DS: More people live in risk zones than ever before. There are now suburbs and exurbs in places that are extremely high risk for wildfire and this expanding bullseye effect — as other folks have termed it — it's just if you throw wildfires randomly out there on the landscape, it's easier and easier to hit a populated target.
LHF: In much of the U.S., as the population has grown, we’ve tended to build out—expanding farther into the forests and grasslands where wildfire risk is highest. We could instead build in, adding more housing in the urban and suburban areas that are already well removed from the wildlands and the wildfires.
Or here’s a totally different strategy: we may do best of all by actually living with more fire.
DS: We really should be seeing and, and embracing more fire on the landscape to prevent the catastrophic fires.
LHF: Yeah, we can try to make today’s fires look more like the fires that native peoples around the world cultivated for thousands of years: a regular, renewing feature of the landscape.
DS: There really isn't a no fire option. I think the consensus among fire and climate communities these days is there is no way to not see more fire on the landscape in a warming climate. The real question is, do we wanna see more of the catastrophic fires that we've recently been seeing? Or are we willing to embrace seeing more fire on the landscape in the form of prescribed burning, cultural burning, these fires that are — yes, they're still going to produce some smoke, but they're gonna produce less smoke and at more opportune times. That's the kind of choice that we potentially have. And I think that that's actually an optimistic thing because those are two very different options, and we do have some control over which option we choose.
LHF: That’s our episode. To learn more about wildfires, and how we can respond to them, check out our show notes, or our Educator Guide which includes a classroom activity about fire resilience. That’s all at tilclimate.org.
TILclimate is produced by the MIT Environmental Solutions Initiative at the Massachusetts Institute of Technology. David Lishansky is our Editor and Producer. Aaron Krol is our Scriptwriter and Associate Producer — and did our artwork. Ilana Hirschfeld is our Production Assistant. Michelle Harris is our fact-checker. Sylvia Scharf is our Climate Education Specialist. The music is by Blue Dot Sessions. And I’m your Host and Producer, Laur Hesse Fisher.
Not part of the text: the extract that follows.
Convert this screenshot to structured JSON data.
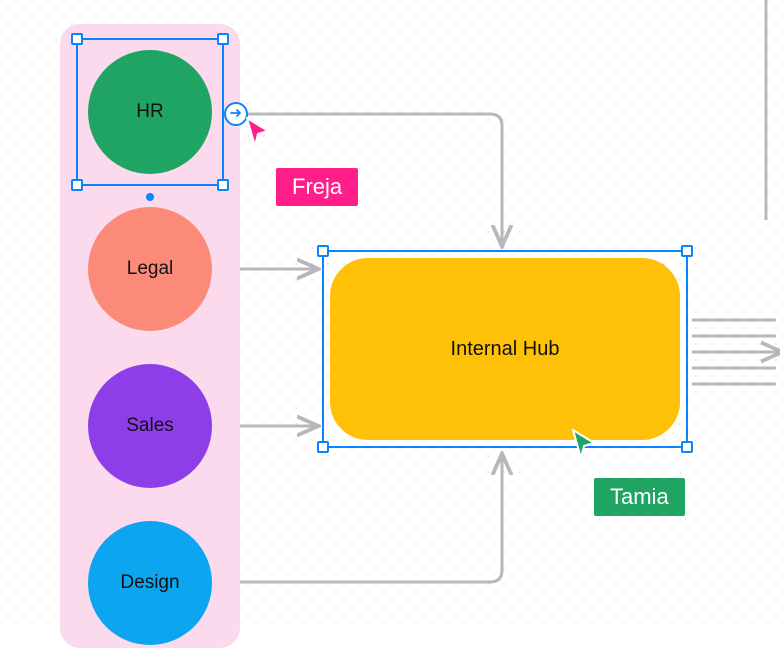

Thank you to Dr. Daniel Swain for joining us, and thank you for listening.
- Read more about Dr. Swain: https://www.ioes.ucla.edu/person/daniel-swain/
- “The key thing is that at its driest, the vegetation is getting drier. And therefore both more liable to burn and also, and this is critical, more likely to burn at a higher intensity.” Get a quick Explainer on Wildfires from the MIT Climate Portal: https://climate.mit.edu/explainers/wildfires
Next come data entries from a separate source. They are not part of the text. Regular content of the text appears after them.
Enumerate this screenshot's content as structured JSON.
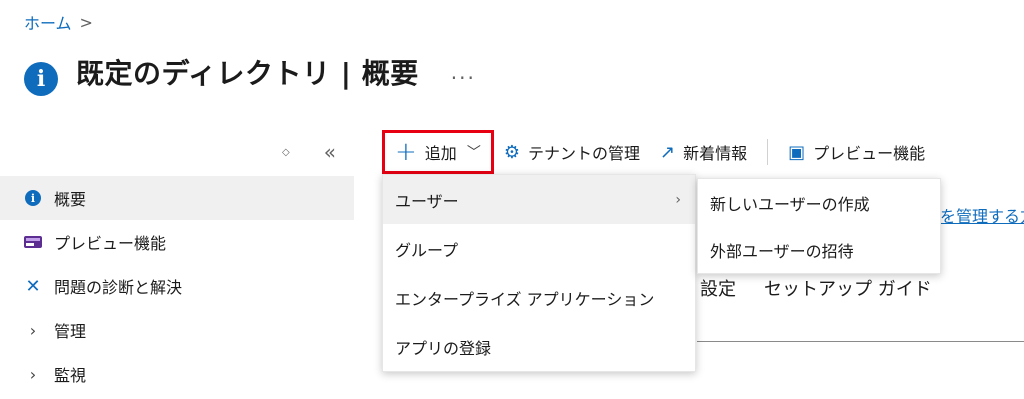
{
  "breadcrumb": {
    "home": "ホーム",
    "separator": ">"
  },
  "header": {
    "title": "既定のディレクトリ | 概要",
    "more": "..."
  },
  "nav_controls": {
    "updown": "◇",
    "collapse": "«"
  },
  "sidebar": {
    "items": [
      {
        "label": "概要",
        "icon": "info-icon",
        "active": true
      },
      {
        "label": "プレビュー機能",
        "icon": "preview-features-icon"
      },
      {
        "label": "問題の診断と解決",
        "icon": "tools-icon"
      },
      {
        "label": "管理",
        "icon": "chevron-right-icon"
      },
      {
        "label": "監視",
        "icon": "chevron-right-icon"
      }
    ]
  },
  "toolbar": {
    "add": {
      "label": "追加",
      "highlight_color": "#e60012"
    },
    "manage_tenants": "テナントの管理",
    "whats_new": "新着情報",
    "preview_features": "プレビュー機能"
  },
  "add_menu": {
    "items": [
      {
        "label": "ユーザー",
        "has_submenu": true
      },
      {
        "label": "グループ"
      },
      {
        "label": "エンタープライズ アプリケーション"
      },
      {
        "label": "アプリの登録"
      }
    ]
  },
  "user_submenu": {
    "items": [
      {
        "label": "新しいユーザーの作成"
      },
      {
        "label": "外部ユーザーの招待"
      }
    ]
  },
  "background": {
    "link_partial": "を管理する方",
    "tab_partial": "設定",
    "tab_setup_guide": "セットアップ ガイド"
  },
  "colors": {
    "accent": "#0f6cbd",
    "highlight": "#e60012"
  }
}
- “It's not so much that there are more frequent fires. In fact, there aren't more frequent fires. Fire frequency has been flat or declining in many places over time. It's really the characteristics of wildfire that are being greatly amplified by a warming climate.” The U.S. Environmental Protection Agency and Forest Service track the changing qualities of wildfires over time: https://www.epa.gov/climate-indicators/climate-change-indicators-wildfires
- Before colonization, indigenous peoples in North America and across the world practiced “cultural burning,” a beneficial form of small, managed wildfires. Learn more from the National Park Service: https://www.nps.gov/subjects/fire/indigenous-fire-practices-shape-our-land.htm
- There is no way to eliminate wildfires, especially in a warming world. But there are plenty of ways we can adapt to decrease the risks that wildfires pose to people, towns and the environment.
- For an overview of climate change, check out our climate primer: Climate Science and Climate Risk (by Prof. Kerry Emanuel and the MIT Environmental Solutions Initiative).
- For more episodes of TILclimate by the MIT Environmental Solutions Initiative, visit tilclimate.mit.edu.
We fact-check our episodes. Click here to download our list of sources.